Auto ISO put to the test





Auto-focus is also something I got a chance to test under the poor lighting and the 50D did great.  I was very happy to see that it locked quickly and accurately under some tough conditions.  The images were focused correctly and the camera only hunted when it faced the toughest targets where there was no contract to be seen.  Experience has taught me to just focus on an edge and then recompose to the low contrast area as needed.


I will feel quite comfortable using the Canon 50D for this type of event in the future.  Next week I hope to spend some time with my 5DII in the studio.


Orcatek Photograrphy – Phoenix

The quest for the perfect camera to make you great

Every few months a new camera hits the market.  The Canon fans are all going on about how the new super duper camera is the best thing.  Then Nikon comes out with their new camera and “one ups” Canon.  Back and forth it goes.  The wonders of the digital age create new “must have” cameras constantly.


More pixels, gotta have more pixels, at least 50 megapixels.   No you fool, the only thing that counts is sensor size.  Must be full frame.  Are you kidding, noise is what counts.  You have to have no visible noise at ISO 53200.   Wrong again, its dynamic range that counts, you have to have 24-bits.  You know your eyes can’t see that well, but it helps it post processing. 


Hey wait, let us do video too.  Video at full resolution, not this crappy HD stuff they are pushing now.  You must have 30fps at full resolution and you will have the ultimate sports camera.  You will never miss a shot and leave your competition in the dust.


The cure for bad photographer is a better camera.  The reason you don’t get those great shots is your camera.  It must be the problem.  If you had a better camera you could have gotten that shot, but your camera just couldn’t cut it.  Next year you will get a new camera and your photographs will get so good.

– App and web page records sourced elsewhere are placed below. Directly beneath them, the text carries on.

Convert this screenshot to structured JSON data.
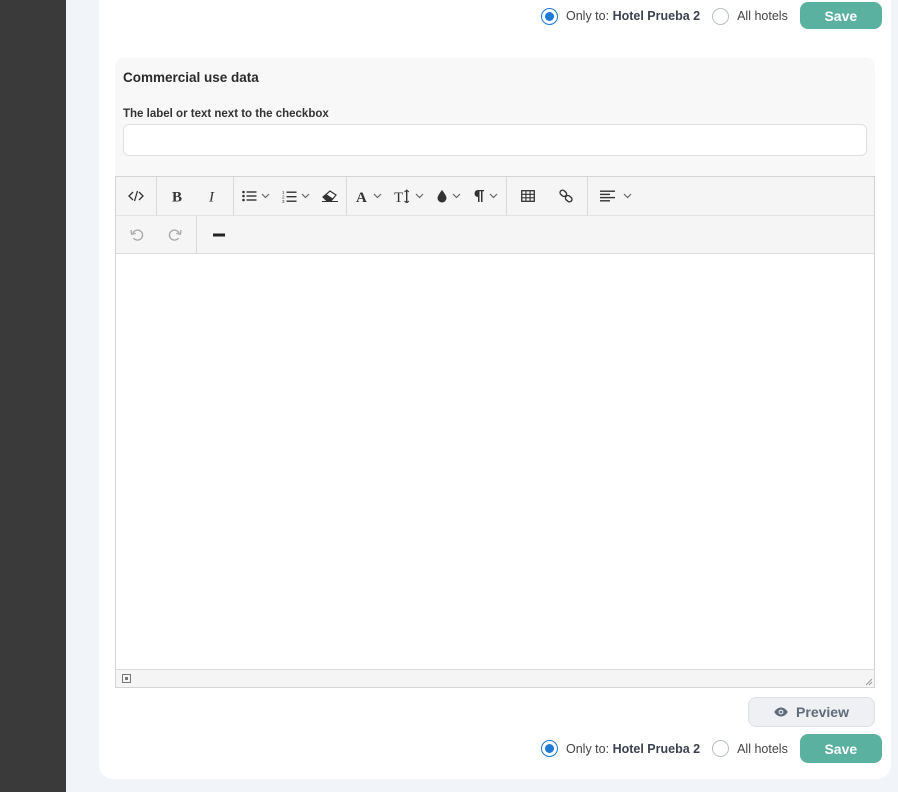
{
  "scope": {
    "only_to_prefix": "Only to:",
    "hotel_name": "Hotel Prueba 2",
    "all_hotels": "All hotels"
  },
  "save_label": "Save",
  "commercial_use": {
    "title": "Commercial use data",
    "label_caption": "The label or text next to the checkbox",
    "label_value": ""
  },
  "editor": {
    "content": ""
  },
  "preview_label": "Preview",
  "colors": {
    "sidebar": "#3a3a3a",
    "save_button": "#5ab1a0",
    "radio_checked": "#1e7ad6"
  }
}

But what about those other photographers using their 4+ year old camera bodies that keep winning awards.  How do they do it?   I’ve even seen award winning photographs taken with a camera phone.  It must all be Photoshop.  They are using all kinds of expensive plug-ins and fancy techniques that take thousands of dollars and hundreds of hours to create those photographs.  You know, you’ve seen them in magazines.  They do magic. 


So do you really need a new camera to be a better photographer?  Is that the solution?  Nikon, Canon, Sony and the rest want you to think so.  After all, that’s how they make their money.  How do you make yours?  I make mine taking photographs.


Orcatek Photography – Phoenix